**Directions for this task:**
Track down each line below containing the string "JSON" and copy it.

::::::

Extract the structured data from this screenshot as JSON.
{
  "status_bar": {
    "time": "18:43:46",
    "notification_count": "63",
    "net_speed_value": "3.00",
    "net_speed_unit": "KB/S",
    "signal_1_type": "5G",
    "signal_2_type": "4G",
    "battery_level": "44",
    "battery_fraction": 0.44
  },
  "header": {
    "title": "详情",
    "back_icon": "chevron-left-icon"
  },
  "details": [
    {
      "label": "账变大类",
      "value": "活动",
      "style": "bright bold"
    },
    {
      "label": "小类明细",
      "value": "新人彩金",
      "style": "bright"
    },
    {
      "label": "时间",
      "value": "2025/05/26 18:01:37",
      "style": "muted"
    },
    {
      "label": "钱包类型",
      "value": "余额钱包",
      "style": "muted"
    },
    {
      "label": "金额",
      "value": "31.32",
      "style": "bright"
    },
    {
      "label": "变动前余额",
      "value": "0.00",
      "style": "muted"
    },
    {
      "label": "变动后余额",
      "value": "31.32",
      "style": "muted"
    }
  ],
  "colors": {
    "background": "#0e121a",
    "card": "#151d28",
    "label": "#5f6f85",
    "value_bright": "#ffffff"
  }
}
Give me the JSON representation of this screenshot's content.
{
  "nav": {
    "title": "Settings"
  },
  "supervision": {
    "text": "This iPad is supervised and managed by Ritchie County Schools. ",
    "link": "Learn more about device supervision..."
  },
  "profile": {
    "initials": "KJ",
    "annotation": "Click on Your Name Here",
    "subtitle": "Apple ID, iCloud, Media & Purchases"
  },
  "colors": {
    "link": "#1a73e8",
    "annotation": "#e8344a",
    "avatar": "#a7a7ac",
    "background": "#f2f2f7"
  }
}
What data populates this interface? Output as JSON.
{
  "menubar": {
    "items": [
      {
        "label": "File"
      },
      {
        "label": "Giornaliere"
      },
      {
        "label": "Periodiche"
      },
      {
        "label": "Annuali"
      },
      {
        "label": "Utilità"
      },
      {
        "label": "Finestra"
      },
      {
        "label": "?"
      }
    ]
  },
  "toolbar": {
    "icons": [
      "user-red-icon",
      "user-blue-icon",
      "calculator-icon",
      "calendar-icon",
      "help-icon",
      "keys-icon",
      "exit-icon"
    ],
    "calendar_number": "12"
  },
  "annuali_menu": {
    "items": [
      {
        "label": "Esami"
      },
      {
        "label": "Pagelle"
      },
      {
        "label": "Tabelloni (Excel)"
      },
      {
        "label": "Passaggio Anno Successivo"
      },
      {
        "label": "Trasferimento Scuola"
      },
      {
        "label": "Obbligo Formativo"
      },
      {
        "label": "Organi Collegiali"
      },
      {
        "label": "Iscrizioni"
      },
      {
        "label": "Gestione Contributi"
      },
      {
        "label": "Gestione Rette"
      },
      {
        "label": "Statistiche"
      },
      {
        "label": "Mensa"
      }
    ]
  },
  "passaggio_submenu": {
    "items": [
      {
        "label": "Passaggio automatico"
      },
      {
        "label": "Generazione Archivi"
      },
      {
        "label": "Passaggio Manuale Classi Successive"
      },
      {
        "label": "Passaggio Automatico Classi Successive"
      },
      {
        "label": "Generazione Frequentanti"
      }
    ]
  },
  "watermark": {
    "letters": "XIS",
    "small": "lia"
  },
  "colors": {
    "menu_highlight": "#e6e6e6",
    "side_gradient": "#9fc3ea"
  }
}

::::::

**The answer:**
Extract the structured data from this screenshot as JSON.
Give me the JSON representation of this screenshot's content.
What data populates this interface? Output as JSON.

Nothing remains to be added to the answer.